Celyad awarded US patent covering allogeneic human primary T-Cells
Posted: 26 October 2015 | Victoria White
The US 9,181,527 Celyad Allogeneic Patent significantly strengthens Celyad’s patent portfolio in the CAR T-Cell field…
Celyad has announced the issuance of United States Patent No. 9,181,527 relating to allogeneic human primary T-Cells that are engineered to be T-Cell Receptor (TCR)-deficient and express a Chimeric Antigen Receptor (CAR).
The US 9,181,527 Celyad Allogeneic Patent significantly strengthens Celyad’s patent portfolio in the CAR T-Cell field and its leadership in engineered cell therapy since the granted product claims are not limited to specific CARs or specific methods of generating allogeneic CAR T-Cells, such as genome editing or genetic engineering. The patented products are applicable for use in treating various human disease conditions such as cancer, chronic infectious diseases, and autoimmunity.
Allogeneic technology has the potential to broaden the therapeutic applications of CAR T-Cell immunotherapies by enabling the development and manufacturing of “off-the-shelf” treatments.
First patent covering TCR-deficient CAR T-Cells
Dr Christian Homsy, CEO of Celyad, commented, “We are pleased to have obtained the 9,181,527 Patent from the United States Patent and Trademark Office (USPTO) for allogeneic T-Cells engineered to express a CAR, and we are pursuing patents in other geographies as well. To our knowledge, this is the very first patent covering TCR-deficient CAR T-Cells. The Company intends to maximise the significant therapeutic potential of our allogeneic CAR-T technology platform, either on our own or potentially through one or more strategic collaborations.”
Dr Frederic Lehmann, VP Immuno-Oncology, added, “Our current autologous NKG2D oncology clinical trial is going well and we look forward to potentially following this with an allogeneic platform into the clinic. This technology has applications beyond cancer and allows us to explore other diseases such as autoimmune disorders and chronic infections.”
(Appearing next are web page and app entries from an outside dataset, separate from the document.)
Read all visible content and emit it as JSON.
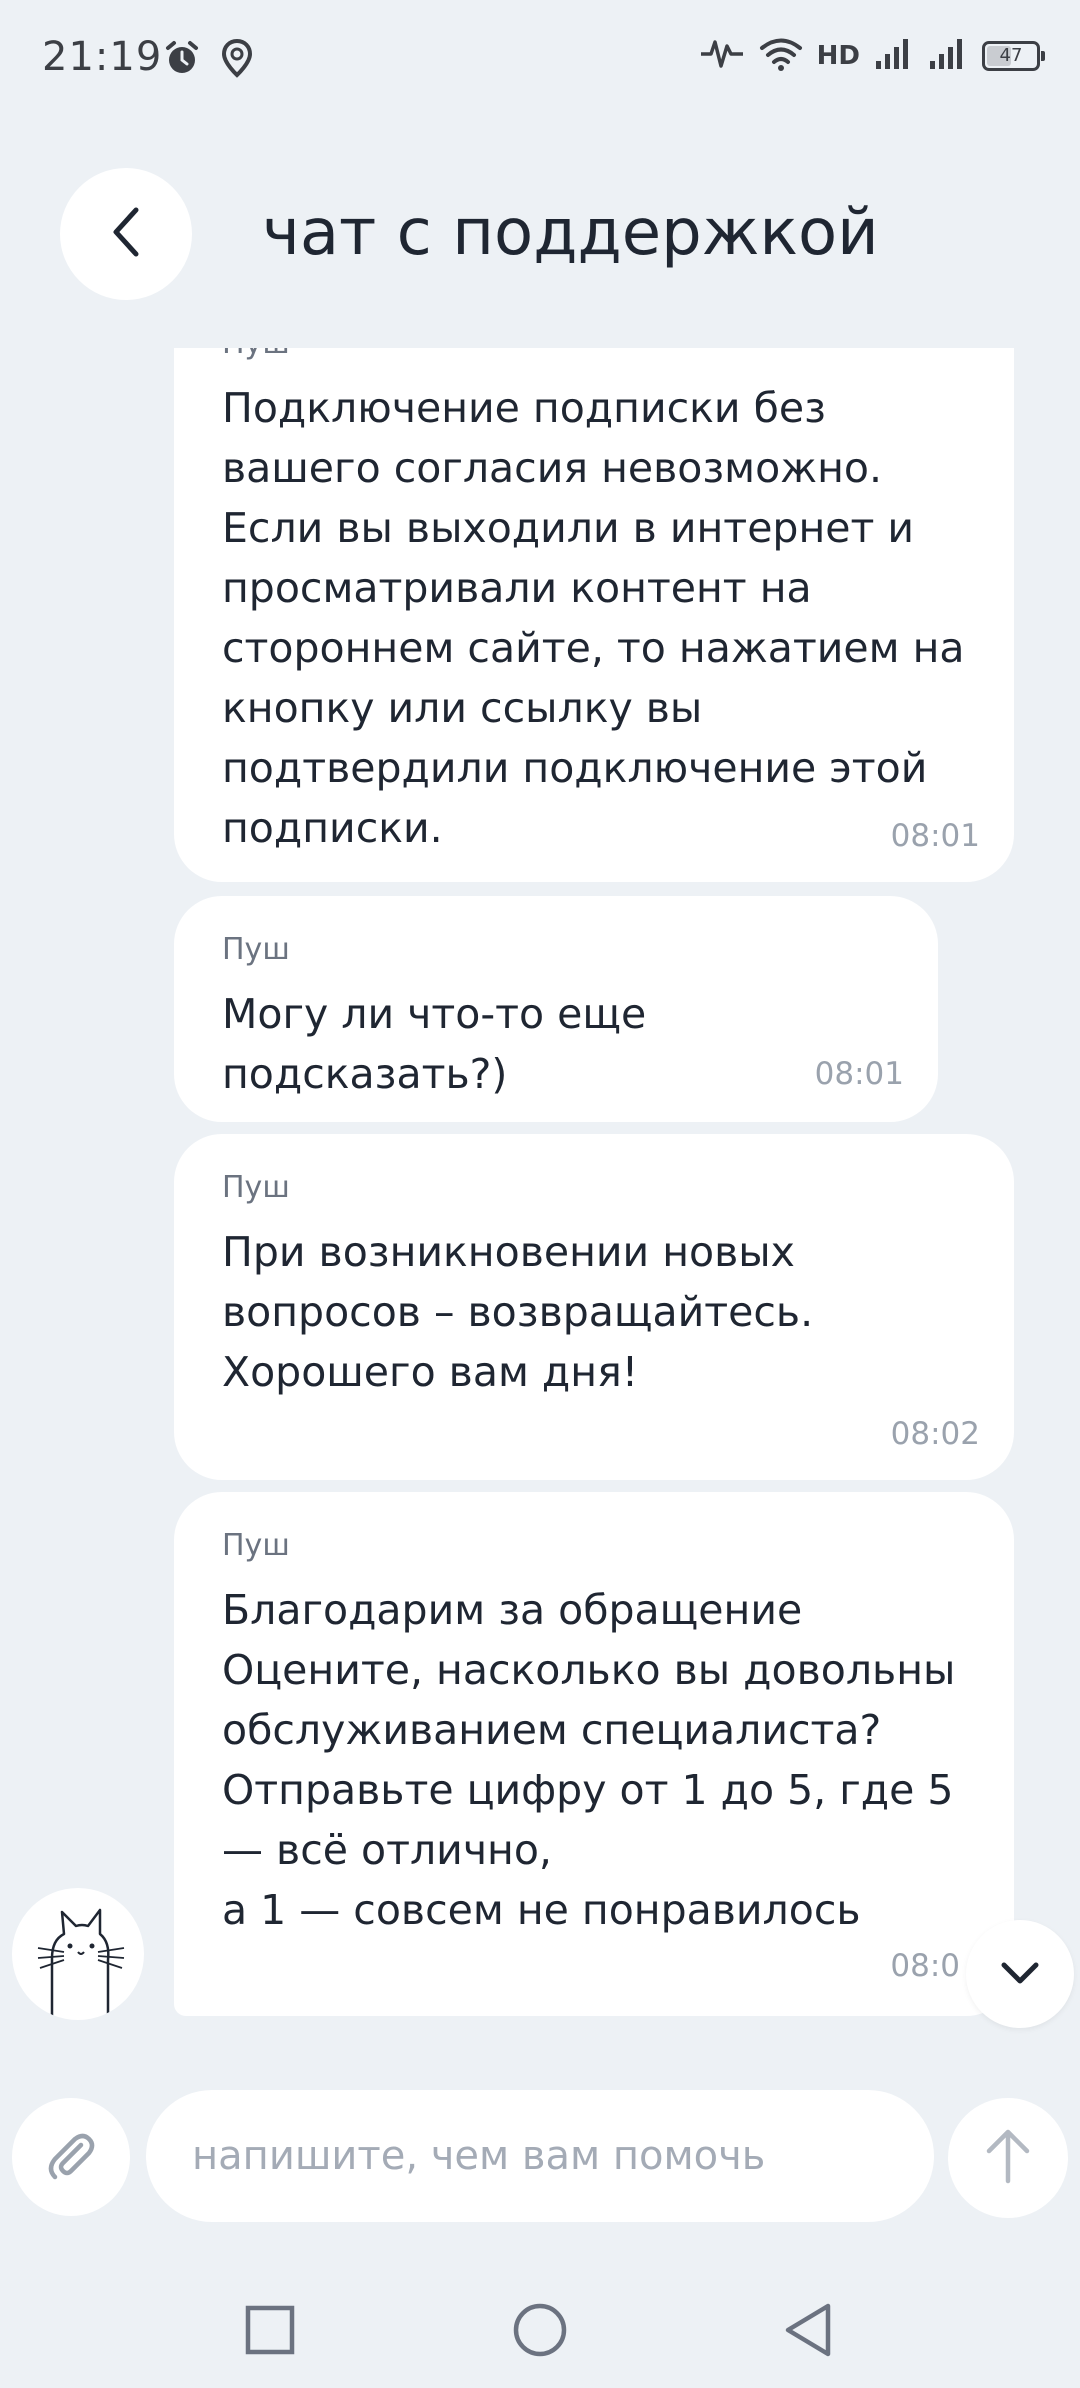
{
  "status_bar": {
    "time": "21:19",
    "network_label": "HD",
    "battery_level": "47"
  },
  "header": {
    "title": "чат с поддержкой",
    "back_icon": "chevron-left-icon"
  },
  "messages": [
    {
      "sender": "Пуш",
      "text": "Подключение подписки без вашего согласия невозможно.\nЕсли вы выходили в интернет и просматривали контент на стороннем сайте, то нажатием на кнопку или ссылку вы подтвердили подключение этой подписки.",
      "time": "08:01"
    },
    {
      "sender": "Пуш",
      "text": "Могу ли что-то еще подсказать?)",
      "time": "08:01"
    },
    {
      "sender": "Пуш",
      "text": "При возникновении новых вопросов – возвращайтесь. Хорошего вам дня!",
      "time": "08:02"
    },
    {
      "sender": "Пуш",
      "text": "Благодарим за обращение\nОцените, насколько вы довольны обслуживанием специалиста?\nОтправьте цифру от 1 до 5, где 5 — всё отлично,\nа 1 — совсем не понравилось",
      "time": "08:0"
    }
  ],
  "composer": {
    "placeholder": "напишите, чем вам помочь",
    "value": ""
  },
  "colors": {
    "background": "#edf1f5",
    "bubble": "#ffffff",
    "text": "#1f2632",
    "muted": "#9aa2ad"
  }
}
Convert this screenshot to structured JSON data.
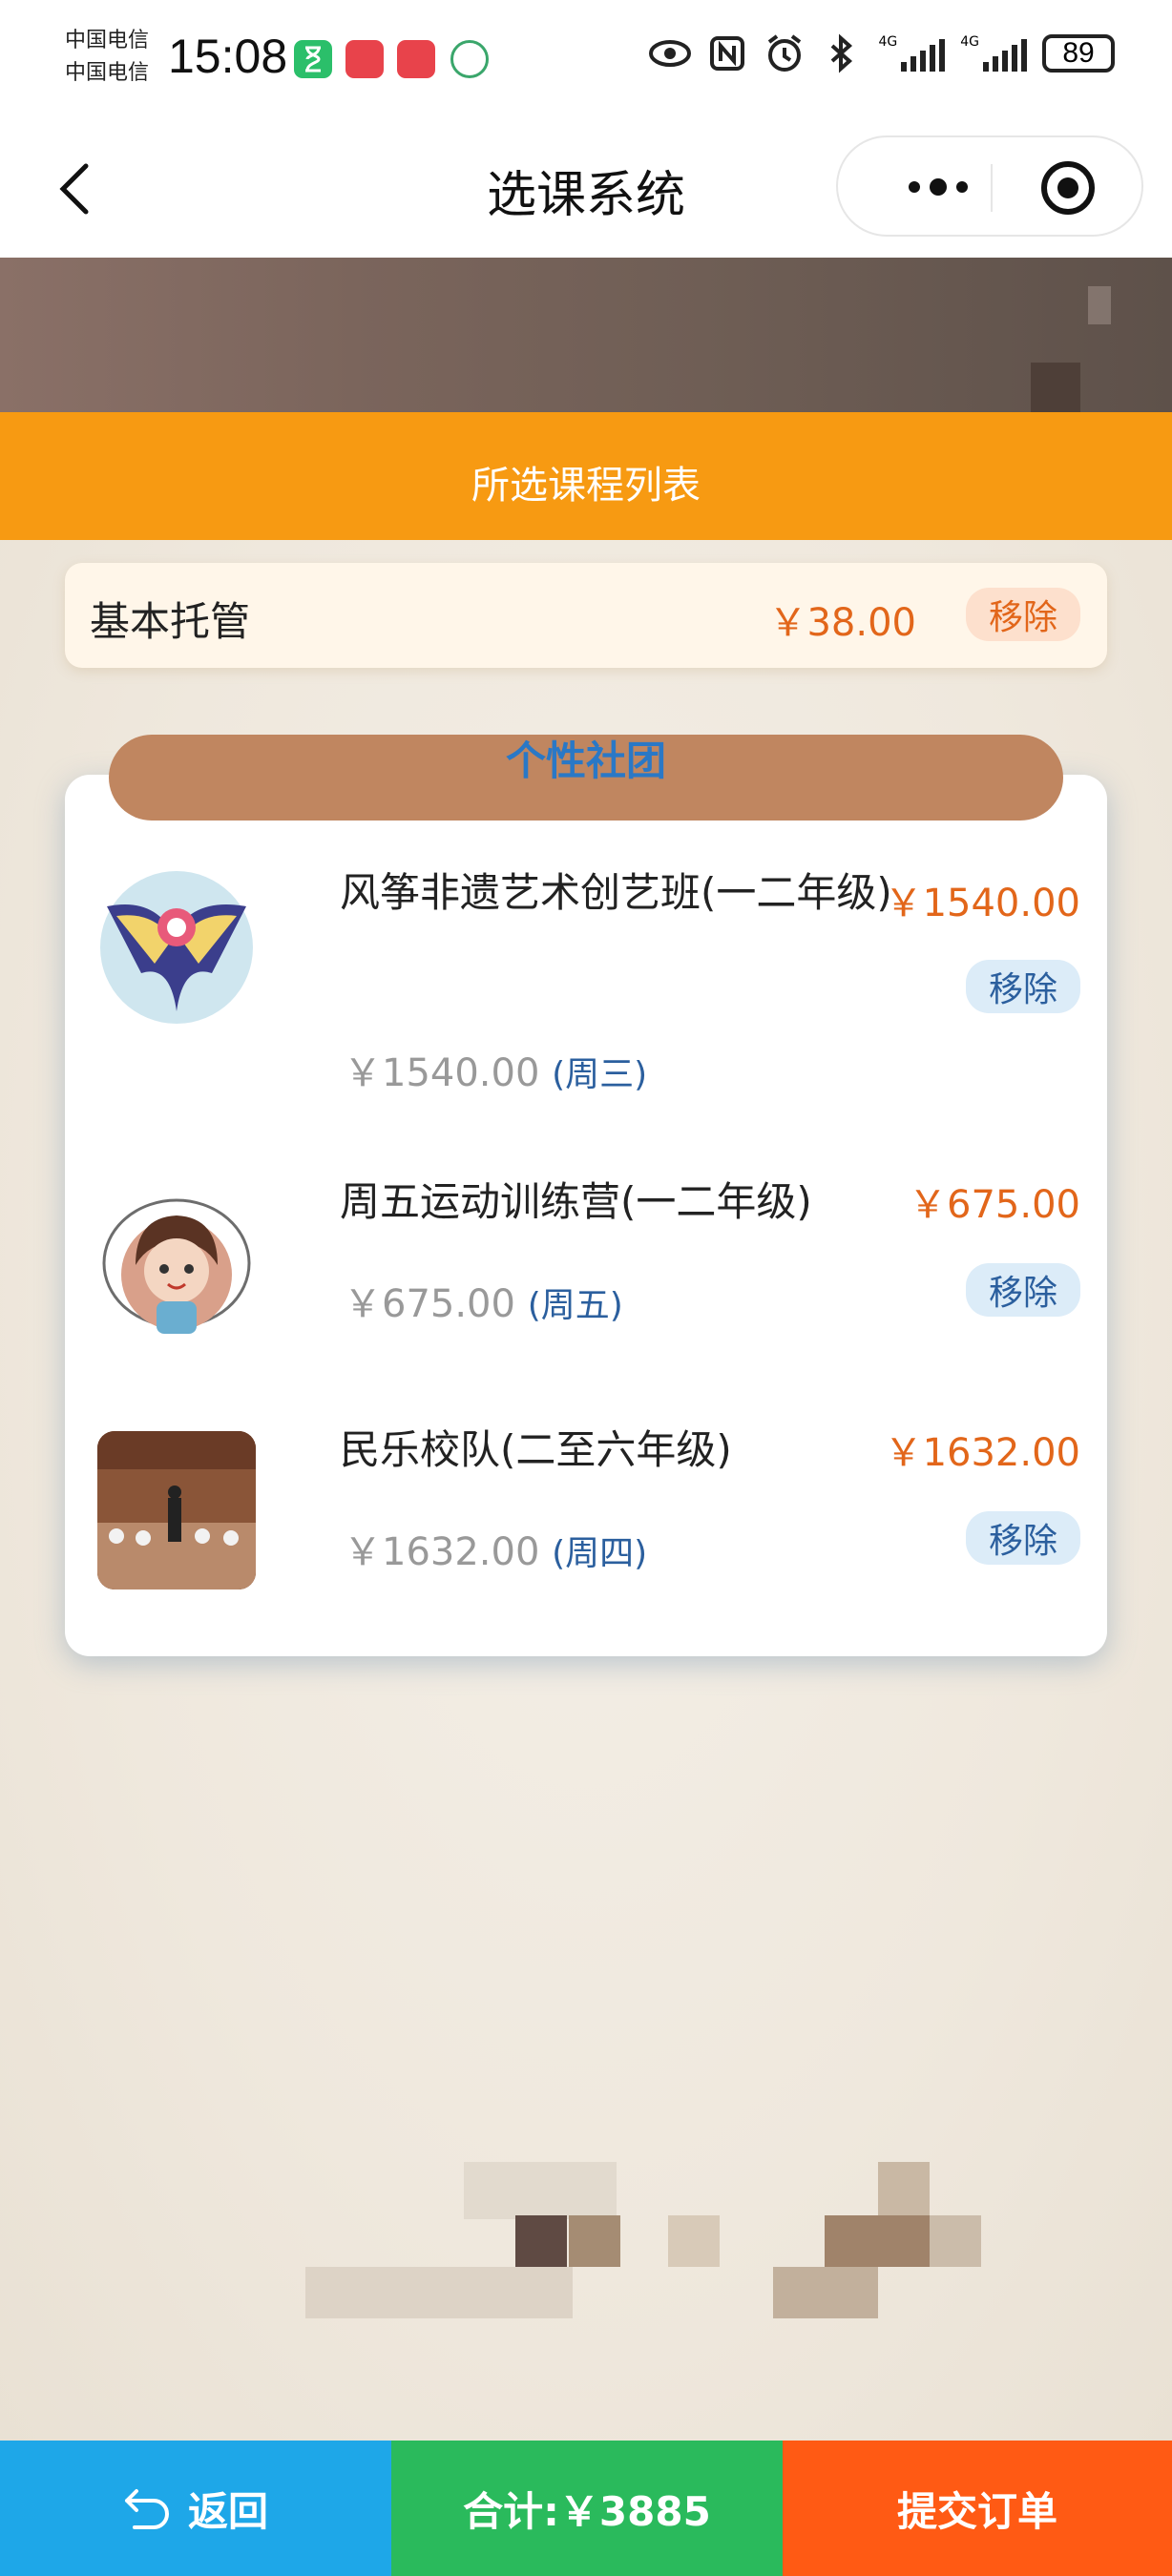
{
  "status_bar": {
    "carrier1": "中国电信",
    "carrier2": "中国电信",
    "time": "15:08",
    "signal1_label": "4G",
    "signal2_label": "4G",
    "battery": "89"
  },
  "nav": {
    "title": "选课系统"
  },
  "selected_header": "所选课程列表",
  "basic": {
    "name": "基本托管",
    "price": "￥38.00",
    "remove_label": "移除"
  },
  "club_section_title": "个性社团",
  "courses": [
    {
      "name": "风筝非遗艺术创艺班(一二年级)",
      "price": "￥1540.00",
      "sub_price": "￥1540.00",
      "day": "(周三)",
      "remove_label": "移除",
      "thumb_icon": "kite-image"
    },
    {
      "name": "周五运动训练营(一二年级)",
      "price": "￥675.00",
      "sub_price": "￥675.00",
      "day": "(周五)",
      "remove_label": "移除",
      "thumb_icon": "jump-rope-girl-image"
    },
    {
      "name": "民乐校队(二至六年级)",
      "price": "￥1632.00",
      "sub_price": "￥1632.00",
      "day": "(周四)",
      "remove_label": "移除",
      "thumb_icon": "orchestra-photo"
    }
  ],
  "bottom_bar": {
    "back_label": "返回",
    "total_label": "合计:￥3885",
    "submit_label": "提交订单"
  },
  "colors": {
    "orange": "#f79a12",
    "price": "#e2661a",
    "back_btn": "#1ea7e8",
    "total_btn": "#2aba5c",
    "submit_btn": "#ff5a14",
    "club_tab": "#c08660",
    "club_title": "#2a78c6"
  }
}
Celyad currently has preclinical studies underway to develop allogeneic cancer therapies by using a TCR Inhibitory Molecule, or “TIM”, in combination with a next generation CAR construct that incorporates a natural killer receptor. This proprietary process results in an off-the-shelf “weaponized” TCR-deficient NK CAR T-Cell aimed at eliminating or greatly reducing graft-versus-host-disease (GVHD).
Gene Therapy, T cells